═════ SOURCE DATA ═════

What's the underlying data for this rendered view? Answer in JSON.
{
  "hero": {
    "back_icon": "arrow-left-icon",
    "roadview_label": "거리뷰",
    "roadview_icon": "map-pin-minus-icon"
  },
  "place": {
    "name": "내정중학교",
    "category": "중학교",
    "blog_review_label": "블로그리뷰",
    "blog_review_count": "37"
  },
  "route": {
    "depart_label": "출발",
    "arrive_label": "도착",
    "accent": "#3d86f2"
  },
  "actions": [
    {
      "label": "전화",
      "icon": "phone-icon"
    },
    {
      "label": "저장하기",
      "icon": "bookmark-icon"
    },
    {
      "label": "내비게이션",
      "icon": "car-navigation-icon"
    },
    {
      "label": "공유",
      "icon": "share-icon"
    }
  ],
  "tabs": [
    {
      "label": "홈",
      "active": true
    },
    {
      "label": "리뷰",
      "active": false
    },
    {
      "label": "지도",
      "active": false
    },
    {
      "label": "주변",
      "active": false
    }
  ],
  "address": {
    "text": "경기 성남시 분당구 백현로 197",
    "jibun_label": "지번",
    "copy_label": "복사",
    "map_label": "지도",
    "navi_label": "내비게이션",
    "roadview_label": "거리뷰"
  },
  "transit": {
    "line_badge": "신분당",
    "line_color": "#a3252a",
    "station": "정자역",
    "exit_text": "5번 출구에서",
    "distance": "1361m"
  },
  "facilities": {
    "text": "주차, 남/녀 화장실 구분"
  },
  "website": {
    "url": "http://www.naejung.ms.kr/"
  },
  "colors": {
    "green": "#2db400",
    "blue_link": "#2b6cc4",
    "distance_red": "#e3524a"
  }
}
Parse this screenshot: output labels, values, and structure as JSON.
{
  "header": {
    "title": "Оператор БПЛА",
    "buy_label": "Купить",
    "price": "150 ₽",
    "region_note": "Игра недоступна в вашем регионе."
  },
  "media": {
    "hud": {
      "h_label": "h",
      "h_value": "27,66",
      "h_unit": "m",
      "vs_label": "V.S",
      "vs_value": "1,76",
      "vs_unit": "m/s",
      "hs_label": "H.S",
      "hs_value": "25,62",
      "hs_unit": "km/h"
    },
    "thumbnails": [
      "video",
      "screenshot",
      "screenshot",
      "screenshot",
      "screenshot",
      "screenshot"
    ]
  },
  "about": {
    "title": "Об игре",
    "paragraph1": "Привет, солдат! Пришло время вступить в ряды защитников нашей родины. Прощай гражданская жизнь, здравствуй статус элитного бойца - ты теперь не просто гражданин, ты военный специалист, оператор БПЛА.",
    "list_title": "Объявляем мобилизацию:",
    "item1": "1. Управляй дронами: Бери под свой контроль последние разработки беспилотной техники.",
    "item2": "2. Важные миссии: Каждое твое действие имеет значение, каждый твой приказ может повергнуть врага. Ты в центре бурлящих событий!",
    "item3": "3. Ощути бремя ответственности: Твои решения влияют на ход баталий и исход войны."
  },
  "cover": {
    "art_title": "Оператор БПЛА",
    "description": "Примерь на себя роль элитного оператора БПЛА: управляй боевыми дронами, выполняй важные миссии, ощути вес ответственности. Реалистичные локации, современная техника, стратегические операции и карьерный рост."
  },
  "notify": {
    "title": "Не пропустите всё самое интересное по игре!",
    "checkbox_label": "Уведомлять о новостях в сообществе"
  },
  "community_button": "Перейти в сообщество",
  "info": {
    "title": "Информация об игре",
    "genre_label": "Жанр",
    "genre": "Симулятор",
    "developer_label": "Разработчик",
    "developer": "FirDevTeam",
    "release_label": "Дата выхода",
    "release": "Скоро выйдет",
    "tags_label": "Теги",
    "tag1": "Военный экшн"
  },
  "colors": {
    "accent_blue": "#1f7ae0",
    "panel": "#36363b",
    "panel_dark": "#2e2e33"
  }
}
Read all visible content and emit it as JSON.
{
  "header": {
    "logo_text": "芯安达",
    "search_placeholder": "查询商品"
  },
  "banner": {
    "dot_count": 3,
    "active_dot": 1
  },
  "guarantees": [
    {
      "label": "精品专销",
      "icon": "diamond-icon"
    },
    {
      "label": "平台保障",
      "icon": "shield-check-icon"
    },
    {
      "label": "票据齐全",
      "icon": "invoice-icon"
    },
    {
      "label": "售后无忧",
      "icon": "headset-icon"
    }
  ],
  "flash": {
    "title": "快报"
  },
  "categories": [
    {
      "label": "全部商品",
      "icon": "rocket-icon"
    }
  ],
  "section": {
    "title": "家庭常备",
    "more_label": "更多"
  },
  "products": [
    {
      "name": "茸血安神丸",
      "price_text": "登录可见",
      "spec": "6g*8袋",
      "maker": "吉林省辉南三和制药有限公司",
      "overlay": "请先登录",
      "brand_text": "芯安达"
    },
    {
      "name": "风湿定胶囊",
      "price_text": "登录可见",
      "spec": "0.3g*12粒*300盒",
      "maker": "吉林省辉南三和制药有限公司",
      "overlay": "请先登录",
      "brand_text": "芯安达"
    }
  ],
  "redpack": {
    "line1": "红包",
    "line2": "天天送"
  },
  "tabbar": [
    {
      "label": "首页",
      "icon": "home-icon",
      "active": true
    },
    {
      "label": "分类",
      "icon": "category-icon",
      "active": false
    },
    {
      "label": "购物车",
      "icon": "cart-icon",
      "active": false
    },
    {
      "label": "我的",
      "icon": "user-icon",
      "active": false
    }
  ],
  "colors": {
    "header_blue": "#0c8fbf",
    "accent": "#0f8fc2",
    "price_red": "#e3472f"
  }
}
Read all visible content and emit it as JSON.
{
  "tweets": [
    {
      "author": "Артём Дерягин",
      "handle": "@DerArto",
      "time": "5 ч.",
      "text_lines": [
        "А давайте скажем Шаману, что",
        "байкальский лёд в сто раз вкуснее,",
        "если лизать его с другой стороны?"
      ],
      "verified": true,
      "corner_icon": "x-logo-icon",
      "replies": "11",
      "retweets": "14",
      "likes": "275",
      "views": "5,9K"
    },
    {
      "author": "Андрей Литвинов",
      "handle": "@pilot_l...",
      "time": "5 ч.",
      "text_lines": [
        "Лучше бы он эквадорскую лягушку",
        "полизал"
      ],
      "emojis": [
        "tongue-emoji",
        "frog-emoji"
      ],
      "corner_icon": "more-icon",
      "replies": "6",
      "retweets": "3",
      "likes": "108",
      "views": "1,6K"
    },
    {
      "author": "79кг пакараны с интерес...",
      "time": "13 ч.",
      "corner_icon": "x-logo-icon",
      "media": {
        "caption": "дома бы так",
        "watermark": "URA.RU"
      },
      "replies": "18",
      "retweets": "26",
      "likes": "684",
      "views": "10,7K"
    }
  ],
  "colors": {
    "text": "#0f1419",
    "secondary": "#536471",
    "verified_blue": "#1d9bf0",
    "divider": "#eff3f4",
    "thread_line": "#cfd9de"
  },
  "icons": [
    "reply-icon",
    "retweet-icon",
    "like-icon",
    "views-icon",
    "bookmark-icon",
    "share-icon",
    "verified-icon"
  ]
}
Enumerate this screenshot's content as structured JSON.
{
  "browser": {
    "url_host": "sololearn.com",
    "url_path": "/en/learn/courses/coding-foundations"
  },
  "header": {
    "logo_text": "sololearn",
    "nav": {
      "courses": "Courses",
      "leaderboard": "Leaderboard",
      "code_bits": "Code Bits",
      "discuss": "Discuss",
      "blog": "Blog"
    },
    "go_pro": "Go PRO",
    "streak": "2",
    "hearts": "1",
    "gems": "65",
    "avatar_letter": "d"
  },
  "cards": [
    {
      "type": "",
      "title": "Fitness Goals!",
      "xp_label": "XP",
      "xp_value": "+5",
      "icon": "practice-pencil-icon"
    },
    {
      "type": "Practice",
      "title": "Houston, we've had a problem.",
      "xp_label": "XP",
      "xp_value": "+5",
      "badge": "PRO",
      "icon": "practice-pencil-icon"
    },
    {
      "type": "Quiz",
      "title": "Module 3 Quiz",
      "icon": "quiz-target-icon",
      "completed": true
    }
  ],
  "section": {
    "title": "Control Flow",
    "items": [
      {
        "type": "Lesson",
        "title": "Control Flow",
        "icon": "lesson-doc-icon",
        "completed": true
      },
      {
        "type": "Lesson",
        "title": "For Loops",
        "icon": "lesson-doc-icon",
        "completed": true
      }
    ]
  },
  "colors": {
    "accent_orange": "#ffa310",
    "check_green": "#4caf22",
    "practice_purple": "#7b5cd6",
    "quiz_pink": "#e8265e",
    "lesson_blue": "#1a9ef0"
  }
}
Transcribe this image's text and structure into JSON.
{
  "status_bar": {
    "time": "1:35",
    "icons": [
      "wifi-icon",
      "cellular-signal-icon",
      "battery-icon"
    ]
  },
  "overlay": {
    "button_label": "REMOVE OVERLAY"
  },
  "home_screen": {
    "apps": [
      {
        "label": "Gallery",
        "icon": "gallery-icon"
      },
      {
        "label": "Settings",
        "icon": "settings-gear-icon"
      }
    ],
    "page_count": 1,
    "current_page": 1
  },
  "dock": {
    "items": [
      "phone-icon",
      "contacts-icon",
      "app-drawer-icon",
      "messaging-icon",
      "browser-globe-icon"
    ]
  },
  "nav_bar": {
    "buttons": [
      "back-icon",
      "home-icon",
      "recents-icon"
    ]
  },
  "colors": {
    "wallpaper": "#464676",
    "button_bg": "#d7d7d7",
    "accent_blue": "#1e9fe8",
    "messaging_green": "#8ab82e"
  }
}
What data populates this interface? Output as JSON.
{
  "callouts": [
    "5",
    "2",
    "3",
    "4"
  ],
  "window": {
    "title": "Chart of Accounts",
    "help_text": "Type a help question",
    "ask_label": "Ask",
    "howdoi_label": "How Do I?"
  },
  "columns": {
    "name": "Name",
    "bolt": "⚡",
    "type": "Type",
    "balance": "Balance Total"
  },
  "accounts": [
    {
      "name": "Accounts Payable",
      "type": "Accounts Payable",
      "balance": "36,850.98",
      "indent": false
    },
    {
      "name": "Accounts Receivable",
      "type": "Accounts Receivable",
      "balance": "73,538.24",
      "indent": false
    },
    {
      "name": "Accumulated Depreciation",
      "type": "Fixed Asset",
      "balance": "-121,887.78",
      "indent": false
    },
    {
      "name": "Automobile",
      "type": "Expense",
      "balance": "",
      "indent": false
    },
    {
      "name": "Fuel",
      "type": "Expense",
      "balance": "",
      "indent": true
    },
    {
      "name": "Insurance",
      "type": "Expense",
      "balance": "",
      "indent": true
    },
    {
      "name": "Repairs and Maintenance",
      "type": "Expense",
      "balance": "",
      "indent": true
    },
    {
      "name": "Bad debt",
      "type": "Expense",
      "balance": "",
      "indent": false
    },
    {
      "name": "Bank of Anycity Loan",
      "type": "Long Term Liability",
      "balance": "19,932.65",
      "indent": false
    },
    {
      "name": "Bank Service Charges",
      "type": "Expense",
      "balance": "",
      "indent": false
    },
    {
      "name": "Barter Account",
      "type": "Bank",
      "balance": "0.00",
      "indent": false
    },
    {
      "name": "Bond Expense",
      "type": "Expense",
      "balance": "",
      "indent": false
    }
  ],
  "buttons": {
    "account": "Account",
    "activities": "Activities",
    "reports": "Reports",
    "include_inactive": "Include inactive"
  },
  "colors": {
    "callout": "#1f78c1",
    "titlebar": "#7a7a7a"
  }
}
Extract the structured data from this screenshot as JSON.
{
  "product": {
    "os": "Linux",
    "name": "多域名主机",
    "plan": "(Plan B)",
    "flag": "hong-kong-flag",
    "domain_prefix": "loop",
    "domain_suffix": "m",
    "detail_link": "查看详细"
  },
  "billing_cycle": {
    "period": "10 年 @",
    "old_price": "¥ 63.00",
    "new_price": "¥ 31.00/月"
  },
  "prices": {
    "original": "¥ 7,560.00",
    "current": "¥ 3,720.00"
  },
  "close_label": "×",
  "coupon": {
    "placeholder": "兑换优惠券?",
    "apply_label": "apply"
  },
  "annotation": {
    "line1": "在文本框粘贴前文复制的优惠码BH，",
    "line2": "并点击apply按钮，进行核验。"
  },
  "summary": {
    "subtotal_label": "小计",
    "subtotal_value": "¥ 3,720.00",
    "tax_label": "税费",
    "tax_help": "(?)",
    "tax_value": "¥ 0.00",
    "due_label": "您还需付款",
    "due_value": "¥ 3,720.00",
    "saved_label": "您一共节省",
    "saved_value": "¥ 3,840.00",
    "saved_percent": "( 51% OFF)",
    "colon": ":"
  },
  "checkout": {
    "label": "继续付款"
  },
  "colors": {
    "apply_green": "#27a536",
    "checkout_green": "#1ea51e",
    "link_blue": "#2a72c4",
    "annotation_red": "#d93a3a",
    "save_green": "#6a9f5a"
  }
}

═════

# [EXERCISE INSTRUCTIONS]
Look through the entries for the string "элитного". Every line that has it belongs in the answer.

# [RESULT OF THE TASK]
    "paragraph1": "Привет, солдат! Пришло время вступить в ряды защитников нашей родины. Прощай гражданская жизнь, здравствуй статус элитного бойца - ты теперь не просто гражданин, ты военный специалист, оператор БПЛА.",
    "description": "Примерь на себя роль элитного оператора БПЛА: управляй боевыми дронами, выполняй важные миссии, ощути вес ответственности. Реалистичные локации, современная техника, стратегические операции и карьерный рост."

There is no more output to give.